== DATA SHOWN

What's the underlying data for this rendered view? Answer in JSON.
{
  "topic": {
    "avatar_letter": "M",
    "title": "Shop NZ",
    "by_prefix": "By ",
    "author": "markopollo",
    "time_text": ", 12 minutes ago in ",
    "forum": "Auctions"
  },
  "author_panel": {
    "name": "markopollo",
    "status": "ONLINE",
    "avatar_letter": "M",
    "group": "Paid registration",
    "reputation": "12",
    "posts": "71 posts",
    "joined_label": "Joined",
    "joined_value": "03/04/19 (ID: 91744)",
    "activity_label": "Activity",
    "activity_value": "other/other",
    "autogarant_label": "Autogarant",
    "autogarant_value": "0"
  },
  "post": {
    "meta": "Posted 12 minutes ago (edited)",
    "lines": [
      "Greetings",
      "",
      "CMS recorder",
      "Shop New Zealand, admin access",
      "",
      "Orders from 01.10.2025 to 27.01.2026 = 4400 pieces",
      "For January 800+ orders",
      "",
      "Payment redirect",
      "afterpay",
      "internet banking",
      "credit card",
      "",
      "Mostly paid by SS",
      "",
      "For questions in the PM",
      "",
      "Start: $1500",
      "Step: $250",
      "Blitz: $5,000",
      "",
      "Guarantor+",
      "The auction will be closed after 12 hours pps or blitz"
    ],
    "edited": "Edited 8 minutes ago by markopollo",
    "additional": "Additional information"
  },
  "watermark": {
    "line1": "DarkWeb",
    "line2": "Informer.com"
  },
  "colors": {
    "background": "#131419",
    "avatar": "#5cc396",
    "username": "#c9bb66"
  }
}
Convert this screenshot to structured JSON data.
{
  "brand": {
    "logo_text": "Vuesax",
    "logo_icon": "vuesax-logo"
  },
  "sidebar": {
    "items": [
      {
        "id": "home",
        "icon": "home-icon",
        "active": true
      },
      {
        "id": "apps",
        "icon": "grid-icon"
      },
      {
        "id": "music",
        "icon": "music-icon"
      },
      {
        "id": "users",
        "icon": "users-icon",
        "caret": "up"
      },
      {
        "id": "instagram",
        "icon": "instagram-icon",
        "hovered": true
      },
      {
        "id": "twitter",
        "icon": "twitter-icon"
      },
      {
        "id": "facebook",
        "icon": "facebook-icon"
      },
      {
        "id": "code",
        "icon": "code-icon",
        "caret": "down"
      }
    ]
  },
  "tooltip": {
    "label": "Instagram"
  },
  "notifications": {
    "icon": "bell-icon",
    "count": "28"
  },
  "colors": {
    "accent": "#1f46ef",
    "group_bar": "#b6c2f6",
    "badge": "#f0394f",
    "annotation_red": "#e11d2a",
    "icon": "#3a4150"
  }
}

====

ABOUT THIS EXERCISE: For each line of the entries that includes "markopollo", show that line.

FINAL ANSWER:
    "author": "markopollo",
    "name": "markopollo",
    "edited": "Edited 8 minutes ago by markopollo",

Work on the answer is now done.